The distinction between employees and independent contractors continues to be hotly discussed in both business and legal circles – and wit...Read More
We are involved in our communities, our profession, and our clients' associations and activities.
No. The answer is based on prohibitions in the Michigan Zoning Enabling Act and the Michigan Planning Enabling Act regarding this situation.

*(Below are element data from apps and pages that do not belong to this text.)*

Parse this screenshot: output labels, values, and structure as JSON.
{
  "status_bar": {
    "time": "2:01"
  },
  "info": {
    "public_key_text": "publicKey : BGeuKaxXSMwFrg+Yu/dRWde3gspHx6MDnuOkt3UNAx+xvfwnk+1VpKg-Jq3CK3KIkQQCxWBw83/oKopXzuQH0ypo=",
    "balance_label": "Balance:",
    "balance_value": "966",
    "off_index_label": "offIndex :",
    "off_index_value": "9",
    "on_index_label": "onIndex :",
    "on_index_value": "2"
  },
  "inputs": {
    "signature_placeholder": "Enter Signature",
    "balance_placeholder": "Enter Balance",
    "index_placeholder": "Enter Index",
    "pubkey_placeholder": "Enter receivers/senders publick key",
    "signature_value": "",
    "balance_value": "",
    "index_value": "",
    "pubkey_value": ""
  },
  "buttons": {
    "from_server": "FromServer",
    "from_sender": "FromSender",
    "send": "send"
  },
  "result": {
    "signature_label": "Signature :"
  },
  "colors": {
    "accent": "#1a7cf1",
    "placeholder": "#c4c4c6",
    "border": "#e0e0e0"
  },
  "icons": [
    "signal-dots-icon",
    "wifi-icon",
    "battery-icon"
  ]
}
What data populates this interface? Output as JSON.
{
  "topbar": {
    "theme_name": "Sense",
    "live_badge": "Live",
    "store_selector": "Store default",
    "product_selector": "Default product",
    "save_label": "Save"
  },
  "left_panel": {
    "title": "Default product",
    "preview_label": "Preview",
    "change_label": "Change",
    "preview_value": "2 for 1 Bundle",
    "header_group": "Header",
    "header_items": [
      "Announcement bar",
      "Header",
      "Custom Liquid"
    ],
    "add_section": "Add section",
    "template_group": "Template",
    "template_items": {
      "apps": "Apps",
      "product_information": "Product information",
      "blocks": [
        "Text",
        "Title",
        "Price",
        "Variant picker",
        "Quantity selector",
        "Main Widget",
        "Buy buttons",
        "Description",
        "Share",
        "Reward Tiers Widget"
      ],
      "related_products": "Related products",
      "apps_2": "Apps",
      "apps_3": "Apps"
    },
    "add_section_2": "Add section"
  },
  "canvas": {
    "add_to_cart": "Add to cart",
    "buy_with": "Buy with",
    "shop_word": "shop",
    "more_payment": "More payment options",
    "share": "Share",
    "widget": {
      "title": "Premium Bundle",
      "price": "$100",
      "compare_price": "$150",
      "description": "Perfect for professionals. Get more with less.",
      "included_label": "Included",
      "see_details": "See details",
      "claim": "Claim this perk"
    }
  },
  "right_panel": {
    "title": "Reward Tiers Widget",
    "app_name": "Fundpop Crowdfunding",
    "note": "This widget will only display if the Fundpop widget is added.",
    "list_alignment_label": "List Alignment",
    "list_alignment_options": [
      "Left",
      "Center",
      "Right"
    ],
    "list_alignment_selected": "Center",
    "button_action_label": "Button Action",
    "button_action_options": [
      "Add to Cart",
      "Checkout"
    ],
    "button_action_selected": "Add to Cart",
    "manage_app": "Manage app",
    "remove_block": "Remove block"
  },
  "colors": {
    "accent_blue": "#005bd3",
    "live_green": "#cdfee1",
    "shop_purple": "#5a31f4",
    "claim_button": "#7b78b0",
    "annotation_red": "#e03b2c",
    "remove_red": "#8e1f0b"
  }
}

In other instances, elected or appointed positions must be reviewed to determine whether they are incompatible offices under MCL 15.181 et seq, and thus, the holding of both offices would be prohibited, subject to certain exceptions.
In this instance, the Michigan Zoning Enabling Act, MCL 125.3601(6) specifically states that “[a]n employee or contractor of the legislative body may not serve as a member of the zoning board of appeals.” As a result, no township employee may serve on that township’s zoning board of appeals.
Similarly, the Michigan Planning Enabling Act, MCL 125.3815(5) states that “ [e]xcept as provided in this subsection, an elected official or employee of the local unit of government is not eligible to be a member of the planning commission.” No exception within this section is applicable to the circumstances described. As a result, an employee of a transfer station or a groundskeeper may not serve on the township’s planning commission.
In light of the express prohibitions in the Michigan Zoning Enabling Act and the Michigan Planning Enabling Act , it is unnecessary to evaluate whether there are any incompatible offices.
Talk to an AttorneyRequest a Consultation
At Fahey Schultz Burzych Rhodes PLC, we’ve been helping municipalities, franchised businesses, employers, and more with their legal needs since 2008. We’d love to learn how we can help you, too.